LEOMINSTER, Mass. — In a story April 18 about a man arrested in connection with the death of a New York City woman out running near her mother's Massachusetts home, The Associated Press reported erroneously that the suspect, Angelo Colon-Ortiz, was a driver for FedEx. FedEx says he worked for a third-party logistics company contracted to provide trucking services.
A corrected version of the story is below:
$10M bail for suspect in death of jogger in Massachusetts
A man arrested in connection with the death of a New York City woman jogging near her mother's Massachusetts home has been held on $10 million cash bail
A man arrested in connection with the death of a New York City woman jogging near her mother's Massachusetts home last summer was tied the crime scene through DNA and cellphone evidence, as well as eyewitness reports, prosecutors said Tuesday.
Angelo Colon-Ortiz, 31, of Worcester, who tried to stay out of sight during his arraignment in Leominster District Court, was held on $10 million bail after his lawyer entered not guilty pleas to charges of aggravated assault and battery and assault with attempt to rape in the Aug. 7 death of 27-year-old Vanessa Marcotte.
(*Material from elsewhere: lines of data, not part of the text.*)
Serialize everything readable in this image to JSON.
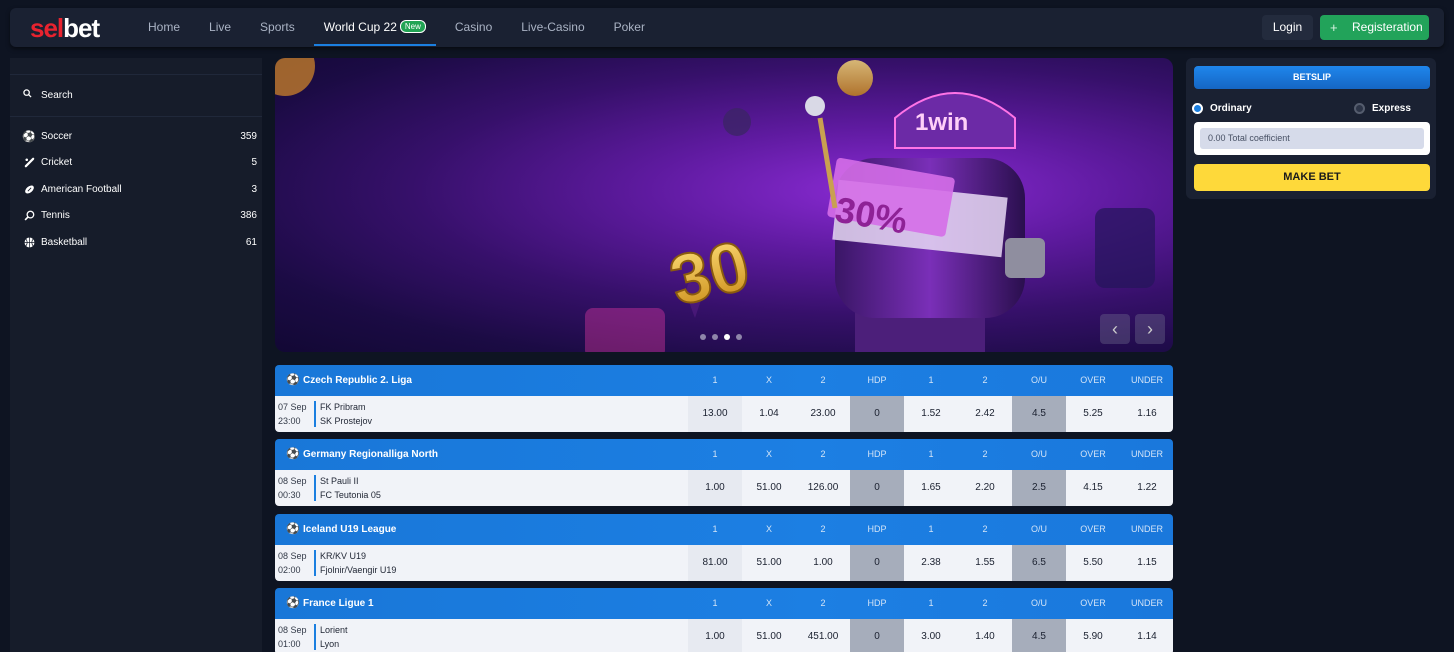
{
  "brand": {
    "logo_a": "sel",
    "logo_b": "bet"
  },
  "nav": {
    "items": [
      "Home",
      "Live",
      "Sports",
      "World Cup 22",
      "Casino",
      "Live-Casino",
      "Poker"
    ],
    "new_badge": "New",
    "active": "World Cup 22"
  },
  "auth": {
    "login": "Login",
    "register": "Registeration"
  },
  "sidebar": {
    "search_label": "Search",
    "sports": [
      {
        "name": "Soccer",
        "count": "359",
        "icon": "soccer-ball-icon"
      },
      {
        "name": "Cricket",
        "count": "5",
        "icon": "cricket-bat-icon"
      },
      {
        "name": "American Football",
        "count": "3",
        "icon": "american-football-icon"
      },
      {
        "name": "Tennis",
        "count": "386",
        "icon": "tennis-racket-icon"
      },
      {
        "name": "Basketball",
        "count": "61",
        "icon": "basketball-icon"
      }
    ]
  },
  "banner": {
    "brand_text": "1win",
    "promo_value": "30",
    "promo_percent": "30%",
    "slides": 4,
    "active_slide": 3
  },
  "betslip": {
    "title": "BETSLIP",
    "ordinary": "Ordinary",
    "express": "Express",
    "coefficient": "0.00 Total coefficient",
    "make_bet": "MAKE BET"
  },
  "columns": [
    "1",
    "X",
    "2",
    "HDP",
    "1",
    "2",
    "O/U",
    "OVER",
    "UNDER"
  ],
  "leagues": [
    {
      "name": "Czech Republic 2. Liga",
      "date": "07 Sep",
      "time": "23:00",
      "home": "FK Pribram",
      "away": "SK Prostejov",
      "odds": [
        "13.00",
        "1.04",
        "23.00",
        "0",
        "1.52",
        "2.42",
        "4.5",
        "5.25",
        "1.16"
      ]
    },
    {
      "name": "Germany Regionalliga North",
      "date": "08 Sep",
      "time": "00:30",
      "home": "St Pauli II",
      "away": "FC Teutonia 05",
      "odds": [
        "1.00",
        "51.00",
        "126.00",
        "0",
        "1.65",
        "2.20",
        "2.5",
        "4.15",
        "1.22"
      ]
    },
    {
      "name": "Iceland U19 League",
      "date": "08 Sep",
      "time": "02:00",
      "home": "KR/KV U19",
      "away": "Fjolnir/Vaengir U19",
      "odds": [
        "81.00",
        "51.00",
        "1.00",
        "0",
        "2.38",
        "1.55",
        "6.5",
        "5.50",
        "1.15"
      ]
    },
    {
      "name": "France Ligue 1",
      "date": "08 Sep",
      "time": "01:00",
      "home": "Lorient",
      "away": "Lyon",
      "odds": [
        "1.00",
        "51.00",
        "451.00",
        "0",
        "3.00",
        "1.40",
        "4.5",
        "5.90",
        "1.14"
      ]
    }
  ]
}
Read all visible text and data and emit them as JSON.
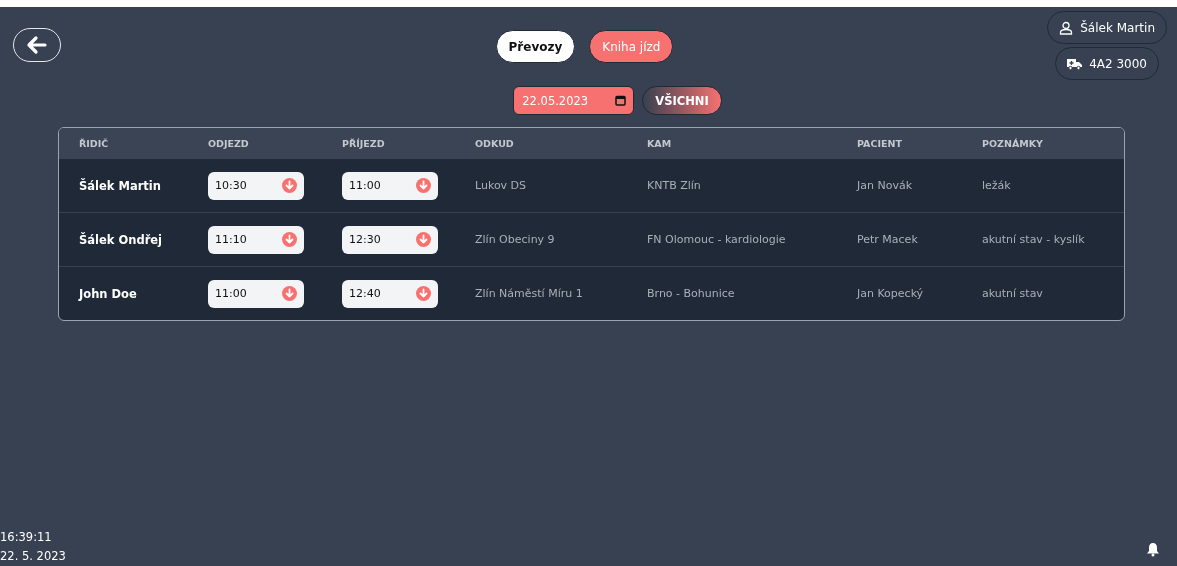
{
  "tabs": [
    {
      "label": "Převozy",
      "selected": true
    },
    {
      "label": "Kniha jízd",
      "selected": false
    }
  ],
  "user": {
    "name": "Šálek Martin"
  },
  "vehicle": {
    "plate": "4A2 3000"
  },
  "filter": {
    "date": "22.05.2023",
    "button": "VŠICHNI"
  },
  "table": {
    "columns": [
      "ŘIDIČ",
      "ODJEZD",
      "PŘÍJEZD",
      "ODKUD",
      "KAM",
      "PACIENT",
      "POZNÁMKY"
    ],
    "rows": [
      {
        "driver": "Šálek Martin",
        "departure": "10:30",
        "arrival": "11:00",
        "from": "Lukov DS",
        "to": "KNTB Zlín",
        "patient": "Jan Novák",
        "notes": "ležák"
      },
      {
        "driver": "Šálek Ondřej",
        "departure": "11:10",
        "arrival": "12:30",
        "from": "Zlín Obeciny 9",
        "to": "FN Olomouc - kardiologie",
        "patient": "Petr Macek",
        "notes": "akutní stav - kyslík"
      },
      {
        "driver": "John Doe",
        "departure": "11:00",
        "arrival": "12:40",
        "from": "Zlín Náměstí Míru 1",
        "to": "Brno - Bohunice",
        "patient": "Jan Kopecký",
        "notes": "akutní stav"
      }
    ]
  },
  "status": {
    "time": "16:39:11",
    "date": "22. 5. 2023"
  }
}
Prosecutor Jeffrey Travers said he requested high bail because Colon-Ortiz is expected to eventually face a murder charge in the killing of Marcotte.
Marcotte's body was found in the woods several hours after she failed to return from a run to her mother's home in Princeton, about 40 miles (64 kilometres ) west of Boston.
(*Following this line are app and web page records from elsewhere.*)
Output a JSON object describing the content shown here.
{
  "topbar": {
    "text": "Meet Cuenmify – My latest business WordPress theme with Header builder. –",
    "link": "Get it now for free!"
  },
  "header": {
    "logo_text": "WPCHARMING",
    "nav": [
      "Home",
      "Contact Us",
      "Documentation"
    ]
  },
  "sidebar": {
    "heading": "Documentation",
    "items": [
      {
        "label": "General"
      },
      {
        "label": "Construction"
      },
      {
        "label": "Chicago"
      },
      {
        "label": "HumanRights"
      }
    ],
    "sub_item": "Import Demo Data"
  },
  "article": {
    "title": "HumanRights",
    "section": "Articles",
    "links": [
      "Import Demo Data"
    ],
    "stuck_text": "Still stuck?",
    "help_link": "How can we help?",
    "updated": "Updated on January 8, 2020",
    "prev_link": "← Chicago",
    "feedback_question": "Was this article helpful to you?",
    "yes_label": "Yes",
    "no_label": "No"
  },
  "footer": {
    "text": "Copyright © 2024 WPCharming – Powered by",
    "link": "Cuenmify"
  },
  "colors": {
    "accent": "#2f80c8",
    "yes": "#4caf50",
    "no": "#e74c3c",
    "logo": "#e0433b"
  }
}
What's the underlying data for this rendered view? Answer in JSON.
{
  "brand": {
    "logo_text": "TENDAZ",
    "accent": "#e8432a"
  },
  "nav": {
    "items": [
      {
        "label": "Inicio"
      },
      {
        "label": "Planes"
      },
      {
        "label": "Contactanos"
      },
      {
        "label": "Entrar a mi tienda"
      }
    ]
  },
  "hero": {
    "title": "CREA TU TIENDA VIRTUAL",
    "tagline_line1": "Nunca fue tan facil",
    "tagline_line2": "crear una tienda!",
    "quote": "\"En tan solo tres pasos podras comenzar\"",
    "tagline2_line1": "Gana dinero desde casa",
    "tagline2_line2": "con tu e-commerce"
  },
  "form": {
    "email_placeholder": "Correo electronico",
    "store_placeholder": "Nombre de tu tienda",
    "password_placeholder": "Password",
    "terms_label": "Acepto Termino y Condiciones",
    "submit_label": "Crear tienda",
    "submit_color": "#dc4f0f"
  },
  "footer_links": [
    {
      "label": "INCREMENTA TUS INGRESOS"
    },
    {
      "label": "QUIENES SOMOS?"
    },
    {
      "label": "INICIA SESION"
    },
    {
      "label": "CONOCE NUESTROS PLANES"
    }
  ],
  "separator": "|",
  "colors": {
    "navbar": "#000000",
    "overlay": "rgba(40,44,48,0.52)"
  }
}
A passer-by saw a man prosecutors allege was Ortiz-Colon holding a cellphone and standing next to a dark-colored SUV with its hood up at about 12:45 p.m. the day Marcotte disappeared and near where her body was discovered, Travers said. That witness saw the same vehicle just after 2 p.m.
Colon-Ortiz was a driver for a third-party company that provides trucking services for FedEx, and was familiar with Princeton and surrounding towns, Travers said, although it does not appear he was working at the time Marcotte disappeared. Cellphone records indicate he was in the area.
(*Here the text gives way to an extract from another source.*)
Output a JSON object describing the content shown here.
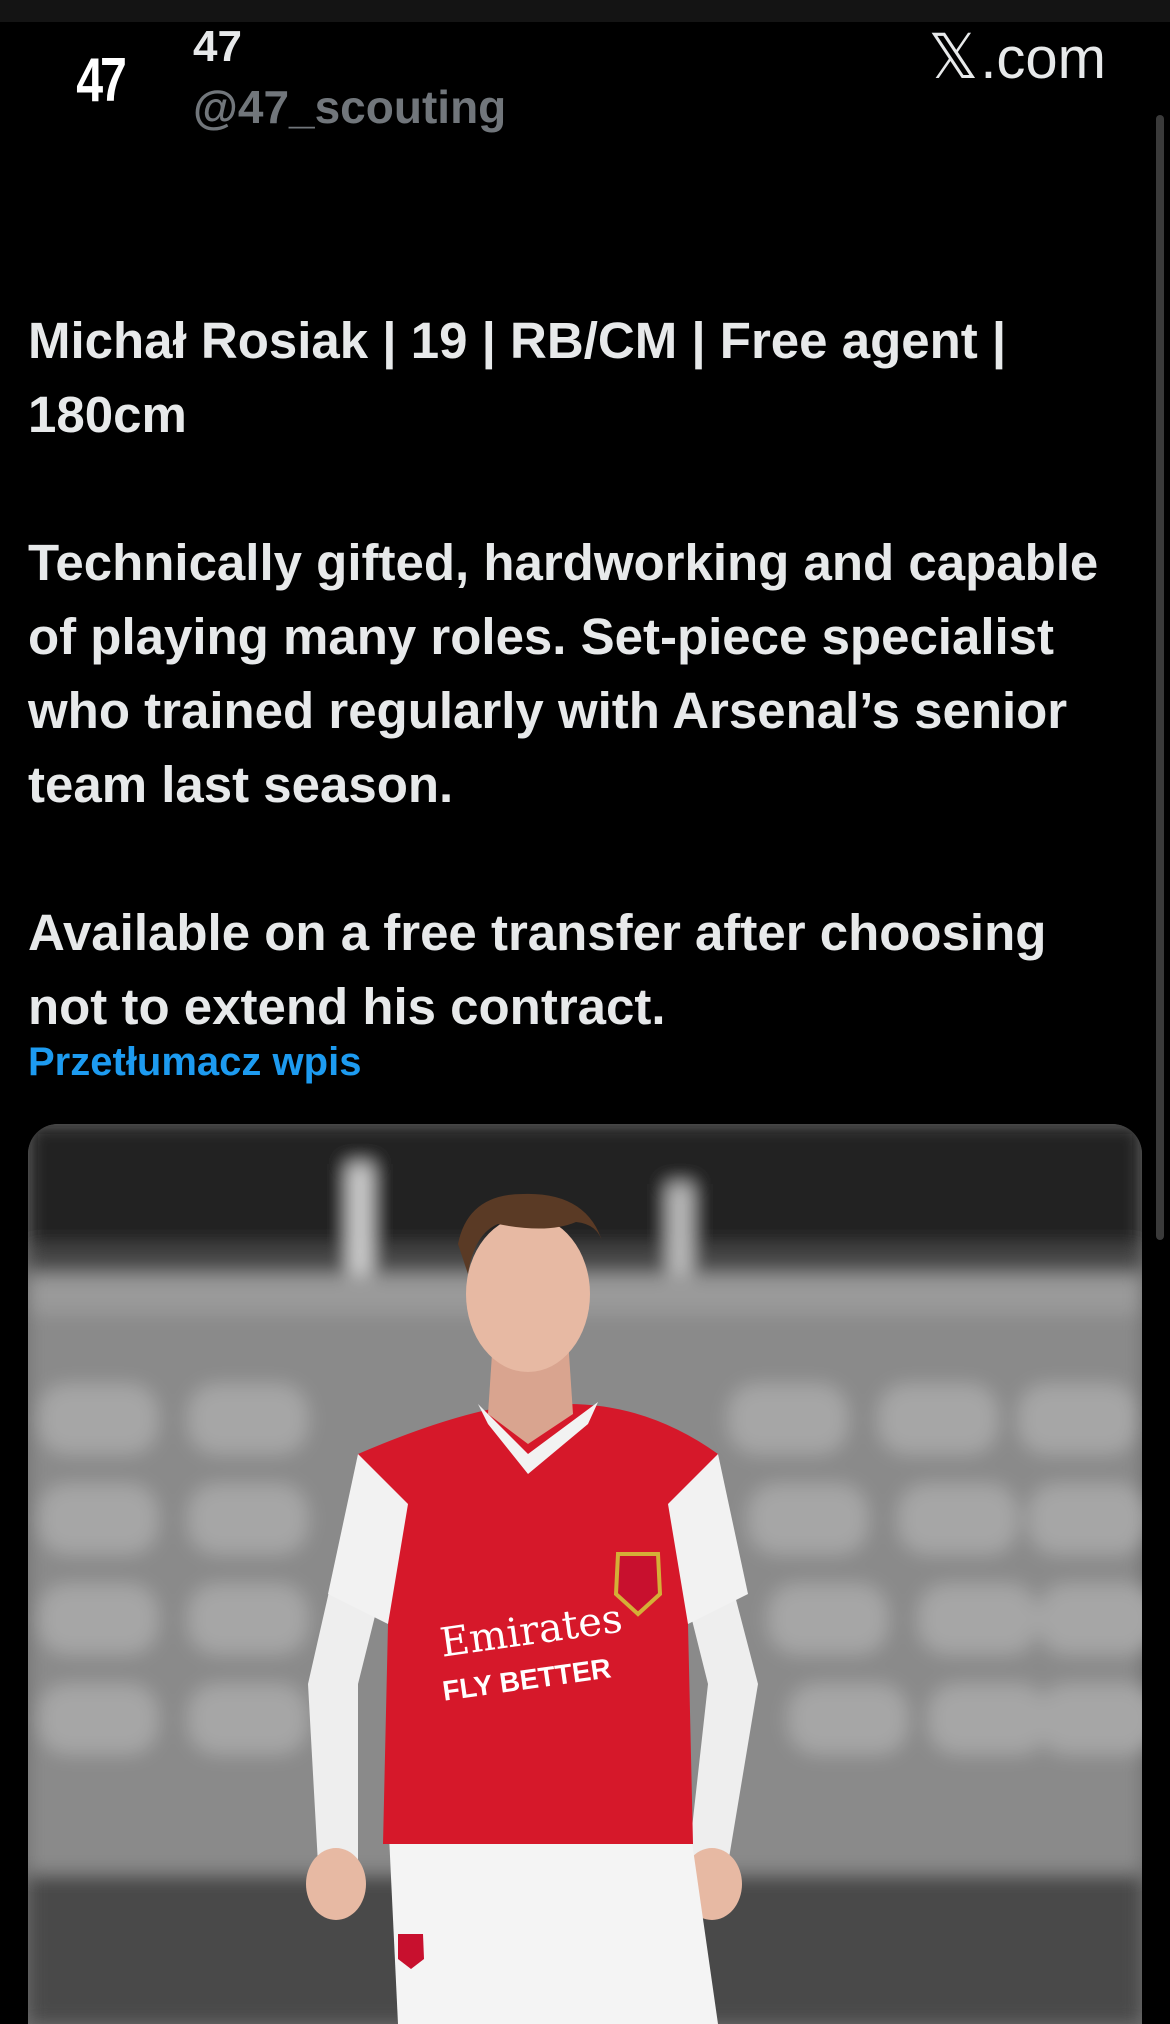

Colon-Ortiz was also tied to Marcotte's death through DNA left on the victim's hands, likely during a struggle with her attacker, prosecutors said.
A state trooper recently spotted a similar SUV with a driver who matched the description of the suspect, Travers said.
The trooper made note of the license plate number and visited Colon-Ortiz's home, talked to his wife, and left a business card, asking him to call. When Colon-Ortiz didn't respond, the trooper returned to the home and obtained a voluntary DNA sample, Travers said.
That sample was determined to be a match with the DNA found on Marcotte. The odds of a similar match are 1 in 108.3 quadrillion, Travers said.
Edward Ryan, Colon-Ortiz's attorney, questioned the way the DNA sample was acquired. His client is not proficient in English and may not have understood what he was being asked.
"We're going to examine the circumstances under which he surrendered his DNA," Ryan said.
His client, a married father, has no criminal record, he said.
Ryan reserved the right to seek lower bail at a future date.
Prosecutors have been in touch with federal immigration officials to determine Ortiz-Colon's immigration status. He had a Puerto Rico driver's license issued in 2014.
Ortiz-Colon moved to Massachusetts from Puerto Rico about a year ago and there is "no question" he is a U.S. citizen, Ryan said.
Members of Marcotte's family were in court, but did not comment.
The Associated Press